Hello Anthony Altieri, Software Engineer

What is your superpower?

I can think in code. Whether it be work or life-related, the first thing I do to help me solve any kind of problem is code. Even when doing chores or going to the market, my mind thinks in algorithms. I've always been a visual and process-oriented person, which fits nicely into code.

Can you tell me about your journey up to this point as a software engineer at Time by Ping?

My journey centers around startups. Even before working professionally, I actually created my own e-learning company with a couple of college friends, and I was the technical co-founder. We had no seed money, so we had to make everything ourselves. Because of this, I gained a wide breadth of knowledge and experience in different areas.

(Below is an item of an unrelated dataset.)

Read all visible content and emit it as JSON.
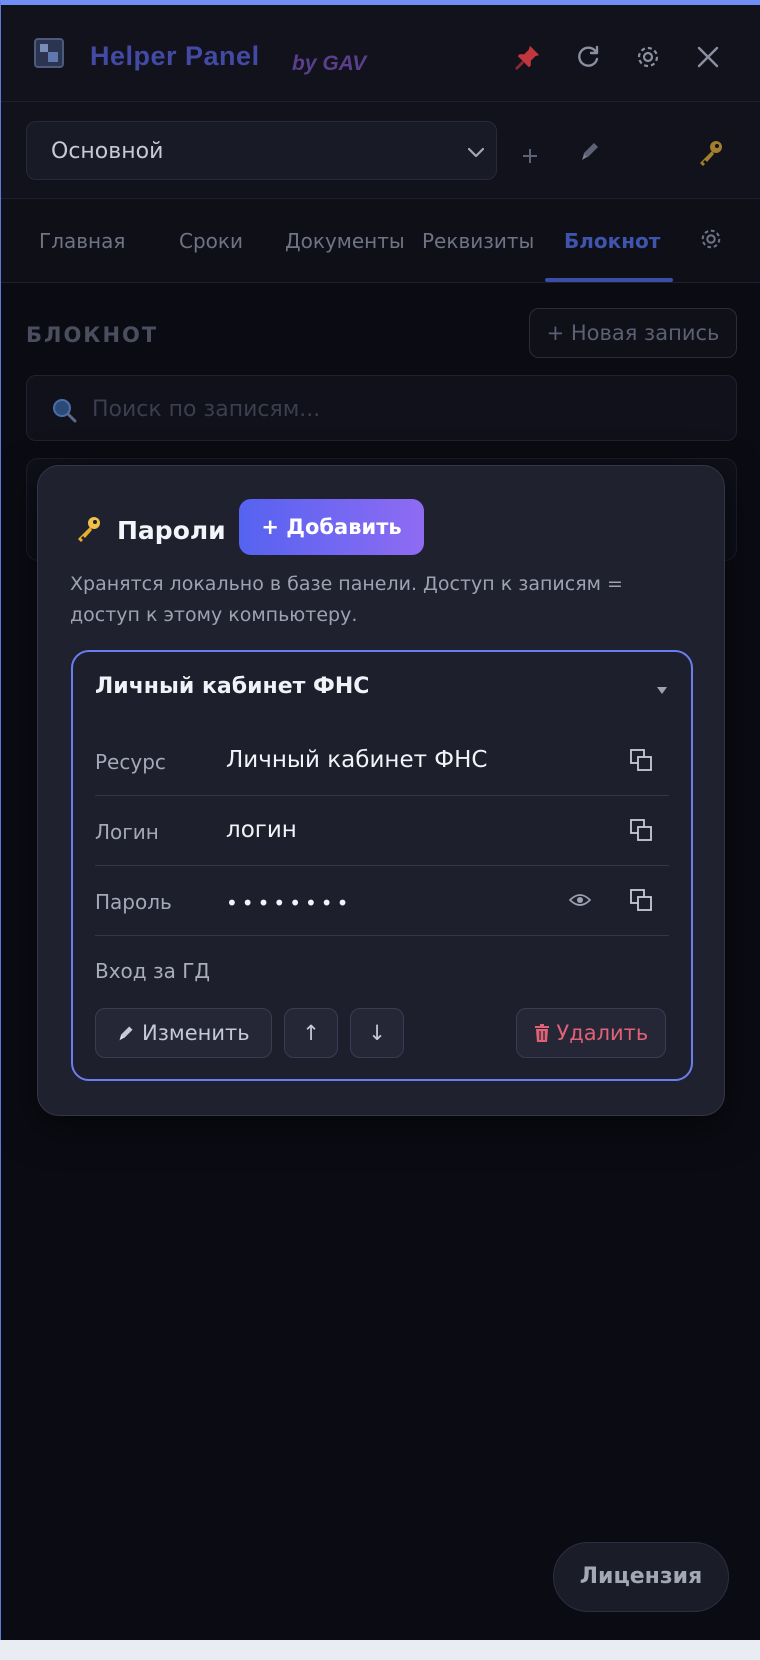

I’ve also worked for startups my entire professional career, always in various technical roles. I started out of college as a full-stack engineer. I then ended up adding infrastructure and DevOps to my responsibilities. 

At Time by Ping, I also started as a full-stack engineer, focused on onboarding. Because we're a small company, and with my range of experience, I floated around to a lot of different projects, from processes to architecture to documentation, and even to design. Eventually, I settled where I am now, as a software engineer, mostly focused on the back end.

What drew you to Time by Ping -  the mission, the people, the opportunity?

It was a combination of the people and the opportunity.

The most impactful thing you can do as a software engineer is to build something that affects a lot of people's lives. At Time by Ping, we have the opportunity to change how people work. 

Secondly, the people I've met are extraordinary. They aren’t just smart – they are approachable, effective, and kind. I’ve found more of these people here than anywhere else in my life.

What was it about timekeeping specifically, or TBP's product, that drew you in?

My dad was a worker's comp attorney. He had his own practice, and I spent a lot of my time after school and over the summer helping out and playing on the computers. I always liked computers when I was a kid. I remember distinctly how horrible the law office’s software was, so I have firsthand experience with what doesn’t work. I thought it would be pretty meaningful if I could make an impact on fixing it.

What are you most proud to have worked on at TBP?

There are two that come to mind. 

I wrote a tool that spins up all of our architecture for infrastructure for new clients. When we add a new client, my tool will create all the necessary servers and databases to power that client. Our entire manual process used to take a couple days because there are a lot of steps due to our security requirements. What I did is take about half of that and reduce it to a couple commands you run on your computer. Then it does everything for you, decreasing the time to get everything up and running.

I also wrote our Microsoft Teams integration. Lawyers take a lot of calls, and it’s important that our software can log them. Part of our value proposition is enabling lawyers to break free from needing to manually record everything they do. Our software previously only logged the phone system, but in this “work from anywhere in the world” environment, Microsoft Teams has become an important tool in a lawyer’s daily functions. Our software is less effective if it leaves big gaps of time that are unaccounted for, so I wrote the code that leverages Microsoft APIs to log these calls.

What did you learn from your experience being a founder? 

When you're an engineer, it's easy to get distracted by the task at hand, whether that be the feature implementation or the design you're creating. When you're a founder, however, you are zooming out and creating something that provides value for your customer. Having my own startup taught me the importance of figuring out what the value is and then building the technology, as opposed to the other way around. If you don't have both sides of the equation and you only have the technology, you're not going to build the most elegant solution to solve a true need.

Do you have an example of how you’ve gone through that process of defining the value and building for that at TBP?

I think our product team is fantastic at doing user interviews. They're good at getting quantitative data on how our customers use our application. Then they work with us engineers to describe technical requirements that meet our customers' needs.

We do a good job of making sure that each person in the chain is aware of what he or she needs to do, not only for their job requirements but also for the stakeholders.

What are some key elements that you take into consideration when designing new software systems?

I code for fun, and I probably will for the rest of my life. I am a little bit obsessed with writing maintainable, readable code. So I think it’s important to create systems that are scalable and to be able to demonstrate where and when we need to make choices for performance. 

An easy trap to fall into is optimizing for performance situations that you assume will happen, rather than letting your users show you where the issues are. You let the data guide you in the right direction. I'm stealing someone's quote here, but, “Intuition is for making your experiment, the data is for determining what you should do.”

What's an exciting company challenge you're looking forward to tackling this year in 2022?

Implementing at an even greater scale. We’re growing really rapidly, which means that we’re getting even more quantitative data to provide performance enhancements to our software. This is an exciting milestone for us because, like any startup, we began with only a few users. 

It can also be hectic because users often have opinions that may or may not align with the data.